The barber spread the gown over top of me. I braced myself. I had already said hello and told him how I wanted my hair to be cut. We had gotten the basics out of the way. Still, I knew what was coming.
“How about this warm weather?” he said waving a crooked finger toward the window.
And there it was.
Someone else would take the comment as a simple pleasantry. A nice conversation starter. A preemptive hello. For me, the comment went over like a lead balloon.
I hate the simple small talk that we all engage in every day. You see it getting a haircut, talking to an acquaintance on the elevator, networking with a peer, riding the bus, or even waiting in line at the convenience store. I hate it because I’m so horrible at it.
Here’s what I mean. The barber was just looking to pass the time, help make his day go faster. Me? I told him that I had heard on the radio that the temperature spike would be short-lived and would be gone in a few hours. In a day or two, the temps would dive back into the single digits. When I told the barber, you would have thought I had just told him that the jury had come back with a guilty verdict. He was crestfallen.
Talk, talk, talk . . . that goes nowhere
I stink at small talk. Some people have a way with simple chit-chat, they can rise and fall with the conversation. They’re like a Boy Scout starting a fire with flint and steel or even two pieces of wood, they know when to use friction and went to let up and let the kindling work for you. I flail and stumble, killing a conversation before it ever gets off the ground.
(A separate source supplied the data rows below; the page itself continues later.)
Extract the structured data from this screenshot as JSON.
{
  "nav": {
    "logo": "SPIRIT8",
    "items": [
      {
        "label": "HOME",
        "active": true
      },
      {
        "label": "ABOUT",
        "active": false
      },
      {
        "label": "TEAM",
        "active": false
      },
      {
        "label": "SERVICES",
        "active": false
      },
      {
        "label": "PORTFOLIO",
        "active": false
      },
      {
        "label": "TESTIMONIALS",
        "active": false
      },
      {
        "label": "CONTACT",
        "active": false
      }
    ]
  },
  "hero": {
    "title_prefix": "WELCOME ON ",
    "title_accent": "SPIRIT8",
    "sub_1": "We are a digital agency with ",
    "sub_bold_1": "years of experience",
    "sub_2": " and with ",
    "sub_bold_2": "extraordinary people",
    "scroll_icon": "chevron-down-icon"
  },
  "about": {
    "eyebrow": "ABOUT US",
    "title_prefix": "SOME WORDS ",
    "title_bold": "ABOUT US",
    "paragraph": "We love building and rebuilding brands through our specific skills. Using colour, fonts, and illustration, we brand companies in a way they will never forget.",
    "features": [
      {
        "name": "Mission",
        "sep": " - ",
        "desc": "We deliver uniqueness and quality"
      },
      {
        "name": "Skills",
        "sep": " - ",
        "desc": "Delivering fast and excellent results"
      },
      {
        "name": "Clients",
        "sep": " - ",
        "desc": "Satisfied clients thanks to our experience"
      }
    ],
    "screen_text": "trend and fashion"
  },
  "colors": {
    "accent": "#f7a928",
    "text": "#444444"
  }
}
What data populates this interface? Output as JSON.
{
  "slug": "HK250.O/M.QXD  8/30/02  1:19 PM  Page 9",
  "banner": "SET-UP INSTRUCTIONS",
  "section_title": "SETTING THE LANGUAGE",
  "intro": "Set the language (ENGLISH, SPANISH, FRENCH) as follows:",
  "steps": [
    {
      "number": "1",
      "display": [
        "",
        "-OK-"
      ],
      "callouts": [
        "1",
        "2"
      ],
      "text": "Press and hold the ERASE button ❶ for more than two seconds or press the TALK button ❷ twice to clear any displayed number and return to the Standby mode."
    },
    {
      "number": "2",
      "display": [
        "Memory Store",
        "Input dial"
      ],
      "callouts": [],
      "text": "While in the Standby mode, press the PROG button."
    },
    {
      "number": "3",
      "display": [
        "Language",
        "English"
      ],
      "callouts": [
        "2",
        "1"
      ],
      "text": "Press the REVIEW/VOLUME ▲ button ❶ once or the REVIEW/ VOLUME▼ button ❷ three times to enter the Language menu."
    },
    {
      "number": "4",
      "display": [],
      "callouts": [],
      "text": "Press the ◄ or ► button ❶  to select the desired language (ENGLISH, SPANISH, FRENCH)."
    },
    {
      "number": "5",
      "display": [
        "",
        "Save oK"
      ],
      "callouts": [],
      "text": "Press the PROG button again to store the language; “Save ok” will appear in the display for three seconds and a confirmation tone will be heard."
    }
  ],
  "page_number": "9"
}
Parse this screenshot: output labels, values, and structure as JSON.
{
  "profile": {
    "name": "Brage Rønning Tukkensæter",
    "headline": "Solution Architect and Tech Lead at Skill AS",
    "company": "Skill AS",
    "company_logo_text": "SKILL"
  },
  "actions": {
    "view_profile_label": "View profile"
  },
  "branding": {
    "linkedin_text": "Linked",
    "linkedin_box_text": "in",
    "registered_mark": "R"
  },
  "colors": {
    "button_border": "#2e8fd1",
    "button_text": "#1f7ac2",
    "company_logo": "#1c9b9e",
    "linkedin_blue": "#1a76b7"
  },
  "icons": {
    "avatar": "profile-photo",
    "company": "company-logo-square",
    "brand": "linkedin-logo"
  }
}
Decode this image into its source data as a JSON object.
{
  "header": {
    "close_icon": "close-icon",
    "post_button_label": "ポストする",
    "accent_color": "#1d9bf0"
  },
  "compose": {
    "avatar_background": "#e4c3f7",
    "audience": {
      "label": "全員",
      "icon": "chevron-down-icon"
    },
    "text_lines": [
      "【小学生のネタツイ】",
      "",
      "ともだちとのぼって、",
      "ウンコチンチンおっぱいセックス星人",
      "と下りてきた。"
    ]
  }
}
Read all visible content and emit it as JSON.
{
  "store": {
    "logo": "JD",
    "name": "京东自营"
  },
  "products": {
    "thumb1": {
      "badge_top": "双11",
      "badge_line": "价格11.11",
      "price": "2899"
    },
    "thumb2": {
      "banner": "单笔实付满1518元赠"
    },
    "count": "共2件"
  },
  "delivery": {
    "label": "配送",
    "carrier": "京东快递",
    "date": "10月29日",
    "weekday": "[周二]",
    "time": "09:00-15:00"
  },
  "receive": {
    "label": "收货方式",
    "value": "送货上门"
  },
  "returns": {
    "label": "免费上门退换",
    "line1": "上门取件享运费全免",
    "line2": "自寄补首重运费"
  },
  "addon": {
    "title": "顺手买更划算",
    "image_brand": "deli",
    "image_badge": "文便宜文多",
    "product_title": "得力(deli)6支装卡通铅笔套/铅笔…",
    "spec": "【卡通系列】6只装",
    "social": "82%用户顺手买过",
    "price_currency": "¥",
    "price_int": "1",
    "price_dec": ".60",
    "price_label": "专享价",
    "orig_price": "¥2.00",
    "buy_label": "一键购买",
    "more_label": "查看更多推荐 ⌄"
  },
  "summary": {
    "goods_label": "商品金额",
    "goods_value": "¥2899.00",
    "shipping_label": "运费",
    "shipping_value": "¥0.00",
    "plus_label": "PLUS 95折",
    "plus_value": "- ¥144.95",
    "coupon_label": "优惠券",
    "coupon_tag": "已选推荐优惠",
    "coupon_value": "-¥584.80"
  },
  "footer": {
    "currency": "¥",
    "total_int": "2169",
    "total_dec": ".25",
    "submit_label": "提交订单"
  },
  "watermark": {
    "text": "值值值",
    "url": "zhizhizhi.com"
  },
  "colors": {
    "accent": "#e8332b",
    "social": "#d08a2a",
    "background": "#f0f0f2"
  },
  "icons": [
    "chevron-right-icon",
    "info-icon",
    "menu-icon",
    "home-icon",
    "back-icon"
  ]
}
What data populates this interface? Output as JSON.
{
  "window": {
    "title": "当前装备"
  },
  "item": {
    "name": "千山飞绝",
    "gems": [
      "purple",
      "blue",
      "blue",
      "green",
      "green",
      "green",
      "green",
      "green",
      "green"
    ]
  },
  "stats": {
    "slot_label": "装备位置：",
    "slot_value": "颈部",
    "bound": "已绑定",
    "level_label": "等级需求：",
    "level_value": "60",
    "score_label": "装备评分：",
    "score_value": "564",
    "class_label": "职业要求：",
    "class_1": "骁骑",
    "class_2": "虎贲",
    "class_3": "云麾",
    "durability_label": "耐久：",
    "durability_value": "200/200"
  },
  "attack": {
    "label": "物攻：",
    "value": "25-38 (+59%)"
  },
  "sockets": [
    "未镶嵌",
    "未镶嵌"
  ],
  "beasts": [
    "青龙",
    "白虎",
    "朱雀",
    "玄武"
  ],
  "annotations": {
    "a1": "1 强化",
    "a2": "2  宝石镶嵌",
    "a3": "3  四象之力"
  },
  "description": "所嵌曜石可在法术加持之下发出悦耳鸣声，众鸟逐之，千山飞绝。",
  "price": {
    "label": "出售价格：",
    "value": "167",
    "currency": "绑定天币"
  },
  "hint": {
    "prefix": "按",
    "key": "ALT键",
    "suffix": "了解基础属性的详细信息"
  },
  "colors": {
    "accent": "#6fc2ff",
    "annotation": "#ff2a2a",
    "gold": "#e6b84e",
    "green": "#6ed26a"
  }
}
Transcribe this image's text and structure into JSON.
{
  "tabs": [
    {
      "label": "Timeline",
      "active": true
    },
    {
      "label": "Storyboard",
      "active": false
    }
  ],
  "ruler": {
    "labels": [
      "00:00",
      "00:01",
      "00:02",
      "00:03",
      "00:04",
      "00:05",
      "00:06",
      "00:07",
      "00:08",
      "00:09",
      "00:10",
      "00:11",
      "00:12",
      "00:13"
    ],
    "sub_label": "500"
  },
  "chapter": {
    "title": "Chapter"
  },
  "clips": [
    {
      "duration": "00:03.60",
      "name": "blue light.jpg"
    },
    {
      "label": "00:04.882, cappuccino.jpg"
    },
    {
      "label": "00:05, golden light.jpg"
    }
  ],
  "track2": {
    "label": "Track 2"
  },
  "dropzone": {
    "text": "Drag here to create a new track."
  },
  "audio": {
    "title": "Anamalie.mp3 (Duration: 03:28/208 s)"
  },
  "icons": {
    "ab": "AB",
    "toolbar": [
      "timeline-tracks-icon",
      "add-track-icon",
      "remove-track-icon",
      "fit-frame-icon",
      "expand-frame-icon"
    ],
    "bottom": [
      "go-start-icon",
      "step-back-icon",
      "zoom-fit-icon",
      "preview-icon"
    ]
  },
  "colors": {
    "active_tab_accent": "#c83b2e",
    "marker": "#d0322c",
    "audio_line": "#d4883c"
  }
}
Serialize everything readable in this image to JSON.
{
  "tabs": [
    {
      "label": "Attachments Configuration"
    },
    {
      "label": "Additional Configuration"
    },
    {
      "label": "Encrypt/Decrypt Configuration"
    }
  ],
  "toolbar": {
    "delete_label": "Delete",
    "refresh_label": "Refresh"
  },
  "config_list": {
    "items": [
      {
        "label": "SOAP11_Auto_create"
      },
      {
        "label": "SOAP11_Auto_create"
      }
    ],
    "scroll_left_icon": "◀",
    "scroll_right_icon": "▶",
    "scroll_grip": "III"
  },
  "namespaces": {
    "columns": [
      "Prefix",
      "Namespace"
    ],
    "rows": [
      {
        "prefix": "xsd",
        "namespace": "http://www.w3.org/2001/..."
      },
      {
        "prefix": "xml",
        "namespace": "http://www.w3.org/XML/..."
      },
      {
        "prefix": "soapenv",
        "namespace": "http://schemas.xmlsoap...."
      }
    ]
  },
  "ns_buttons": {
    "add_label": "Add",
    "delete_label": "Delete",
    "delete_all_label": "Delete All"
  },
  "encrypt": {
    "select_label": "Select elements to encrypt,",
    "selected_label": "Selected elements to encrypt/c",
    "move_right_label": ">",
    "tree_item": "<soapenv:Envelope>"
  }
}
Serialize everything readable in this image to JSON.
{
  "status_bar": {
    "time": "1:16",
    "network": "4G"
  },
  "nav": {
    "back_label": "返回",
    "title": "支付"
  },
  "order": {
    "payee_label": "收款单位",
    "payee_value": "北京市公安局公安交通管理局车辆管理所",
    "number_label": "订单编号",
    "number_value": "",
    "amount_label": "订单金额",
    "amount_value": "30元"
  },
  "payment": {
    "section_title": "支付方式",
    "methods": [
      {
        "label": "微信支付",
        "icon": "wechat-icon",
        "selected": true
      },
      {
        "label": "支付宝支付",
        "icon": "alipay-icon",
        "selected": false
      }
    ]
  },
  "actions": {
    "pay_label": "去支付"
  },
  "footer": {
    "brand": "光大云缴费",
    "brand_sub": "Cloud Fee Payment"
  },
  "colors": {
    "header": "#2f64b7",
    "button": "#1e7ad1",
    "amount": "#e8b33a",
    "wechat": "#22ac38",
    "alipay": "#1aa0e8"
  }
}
Words that matter
Now if we’re in a conversation that matters, I’m fine. I can give and take with the best of them, but when it comes to small talk my comments more often than not come up empty. When I was young, my mother used to call me shy. I’m not sure that’s true. I just hate useless conversation that fails to get anywhere. I crave deep conversations, learning something new, and figuring how what makes another person tick. I hate anything like chit-chat that gets in the way.
While I stink at chit-chat, I have learned a few tricks of the trade:
–I ask open-ended questions. When two people begin to share real ideas, instead of mindless tropes, you never know what you might learn; you often times stumble across something meaningful in the process.
–I try to stay rational and positive, especially in networking situations. I try to make a game of the conversation, questioning what’s the worse that can happen? If someone doesn’t like me, then they don’t like me, so what?
–I remind myself to be authentic. When I worry less about playing a certain role and simply be myself, the conversation flows more freely. At least on my end.
–I make it a goal of learning one simple thing from every conversation, could be big or small, just something new.
–I remind myself that much good comes when we all talk less and listen more.
Oh, I still fumble for words, but two words bring two more and two more, until you look up and see that you’ve moved past small talk and are in the middle of real life, meaning of life conversation.